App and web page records

---*---

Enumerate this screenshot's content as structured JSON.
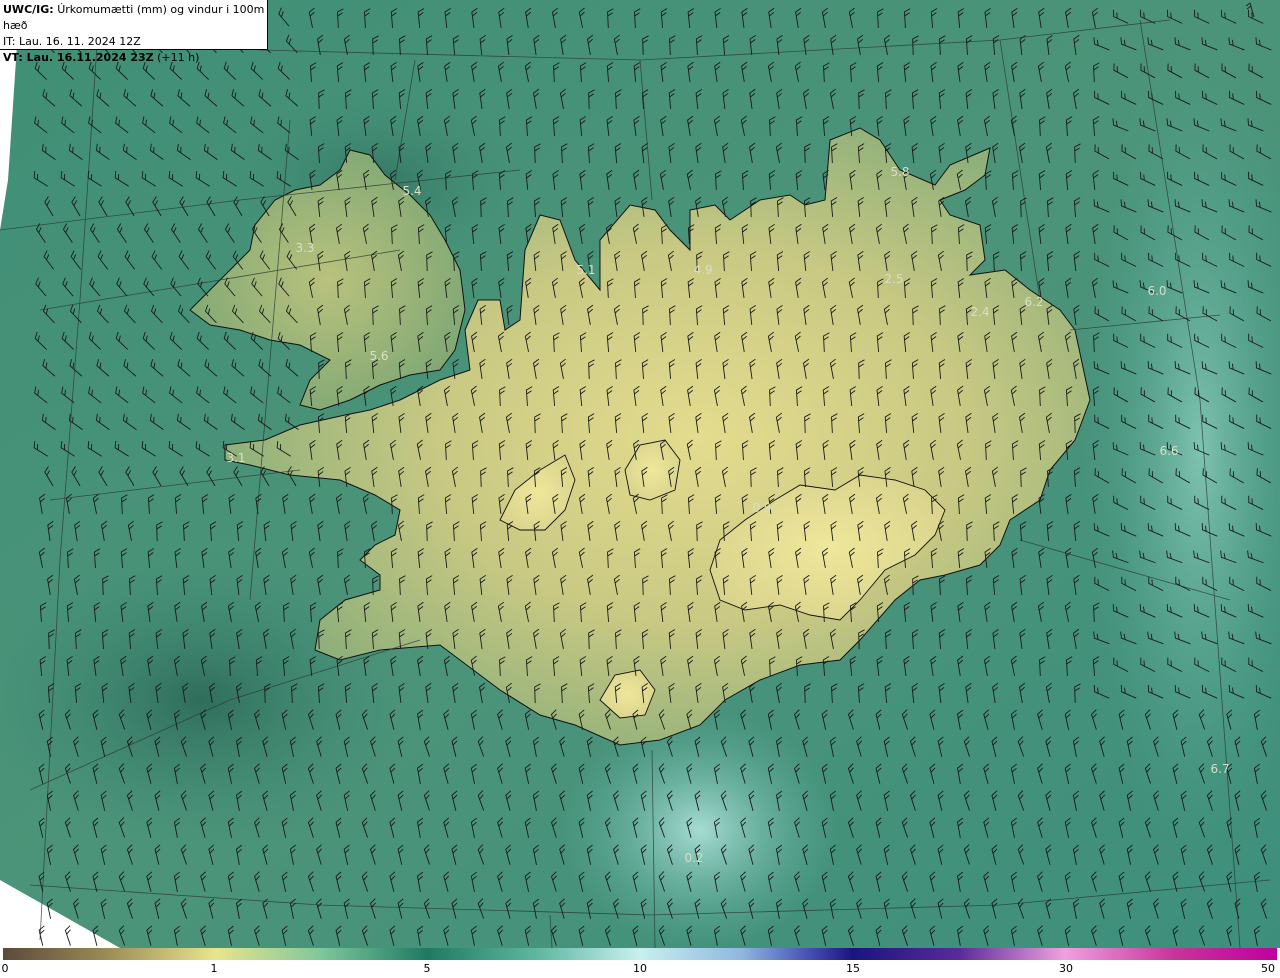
{
  "header": {
    "model": "UWC/IG:",
    "title": "Úrkomumætti (mm) og vindur i 100m hæð",
    "it_line": "IT: Lau. 16. 11. 2024 12Z",
    "vt_bold": "VT: Lau. 16.11.2024 23Z",
    "vt_suffix": "(+11 h)"
  },
  "value_labels": [
    {
      "text": "5.4"
    },
    {
      "text": "3.3"
    },
    {
      "text": "5.6"
    },
    {
      "text": "3.1"
    },
    {
      "text": "5.1"
    },
    {
      "text": "4.9"
    },
    {
      "text": "5.8"
    },
    {
      "text": "2.5"
    },
    {
      "text": "2.4"
    },
    {
      "text": "6.2"
    },
    {
      "text": "6.0"
    },
    {
      "text": "6.6"
    },
    {
      "text": "0.9"
    },
    {
      "text": "6.7"
    },
    {
      "text": "0.2"
    }
  ],
  "colorbar": {
    "ticks": [
      "0",
      "1",
      "5",
      "10",
      "15",
      "30",
      "50"
    ],
    "colors": [
      "#5b4a3a",
      "#9a8a55",
      "#e9e48c",
      "#7fc79b",
      "#1e7a63",
      "#5fb8a2",
      "#c8f0ee",
      "#8fb7e0",
      "#4a55b8",
      "#1b1480",
      "#5a2a9a",
      "#b05ab8",
      "#f0a0e0",
      "#c8339a",
      "#c000a0"
    ]
  },
  "colors": {
    "sea": "#3f8a76",
    "land_high": "#e0d98c",
    "coastline": "#111111",
    "graticule": "#2a3a33",
    "barb": "#1a1a1a"
  },
  "icons": {
    "north_arrow": "north-arrow-icon"
  }
}
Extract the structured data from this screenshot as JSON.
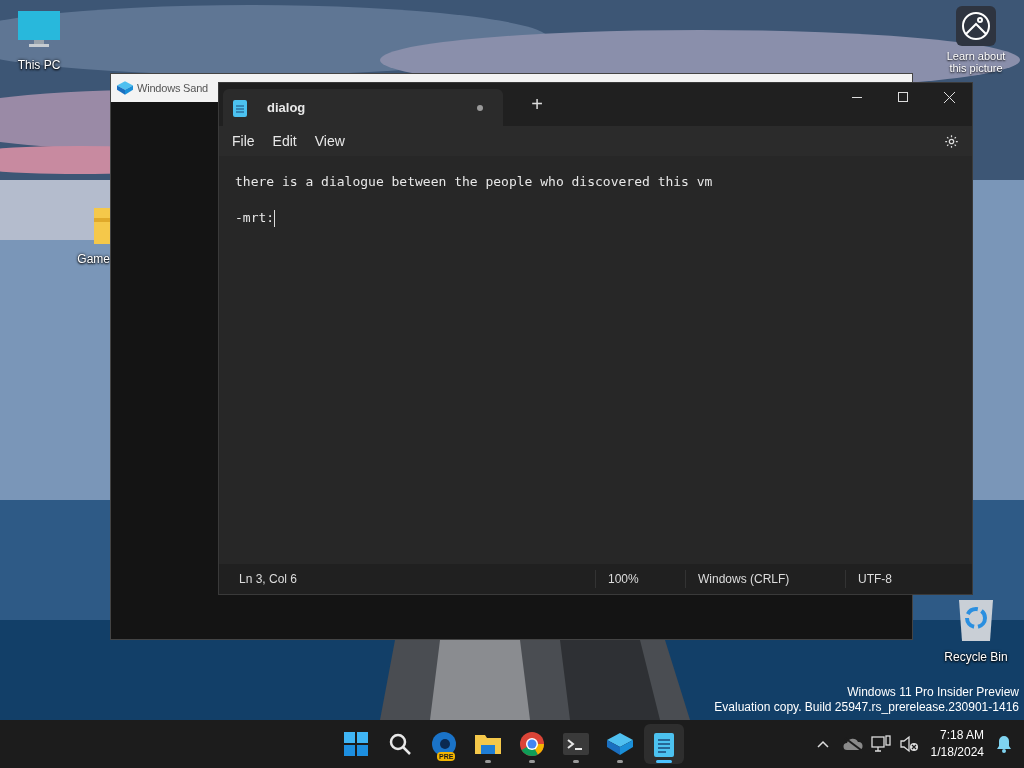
{
  "desktop_icons": [
    {
      "kind": "pc",
      "label": "This PC"
    },
    {
      "kind": "folder",
      "label": "Game"
    },
    {
      "kind": "bin",
      "label": "Recycle Bin"
    }
  ],
  "spotlight": {
    "lines": [
      "Learn about",
      "this picture"
    ]
  },
  "sandbox_window": {
    "title": "Windows Sand"
  },
  "notepad": {
    "tab": {
      "title": "dialog",
      "unsaved": true
    },
    "new_tab": "+",
    "menu": [
      "File",
      "Edit",
      "View"
    ],
    "lines": [
      "there is a dialogue between the people who discovered this vm",
      "-mrt:"
    ],
    "status": [
      "Ln 3, Col 6",
      "100%",
      "Windows (CRLF)",
      "UTF-8"
    ]
  },
  "watermark": [
    "Windows 11 Pro Insider Preview",
    "Evaluation copy. Build 25947.rs_prerelease.230901-1416"
  ],
  "taskbar": {
    "apps": [
      {
        "kind": "start",
        "running": false,
        "selected": false
      },
      {
        "kind": "search",
        "running": false,
        "selected": false
      },
      {
        "kind": "browser",
        "running": false,
        "selected": false
      },
      {
        "kind": "explorer",
        "running": true,
        "selected": false
      },
      {
        "kind": "chrome",
        "running": true,
        "selected": false
      },
      {
        "kind": "terminal",
        "running": true,
        "selected": false
      },
      {
        "kind": "sandbox",
        "running": true,
        "selected": false
      },
      {
        "kind": "notepad",
        "running": true,
        "selected": true
      }
    ],
    "badge": "PRE",
    "clock": {
      "time": "7:18 AM",
      "date": "1/18/2024"
    }
  }
}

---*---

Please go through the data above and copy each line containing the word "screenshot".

Enumerate this screenshot's content as structured JSON.
Extract the structured data from this screenshot as JSON.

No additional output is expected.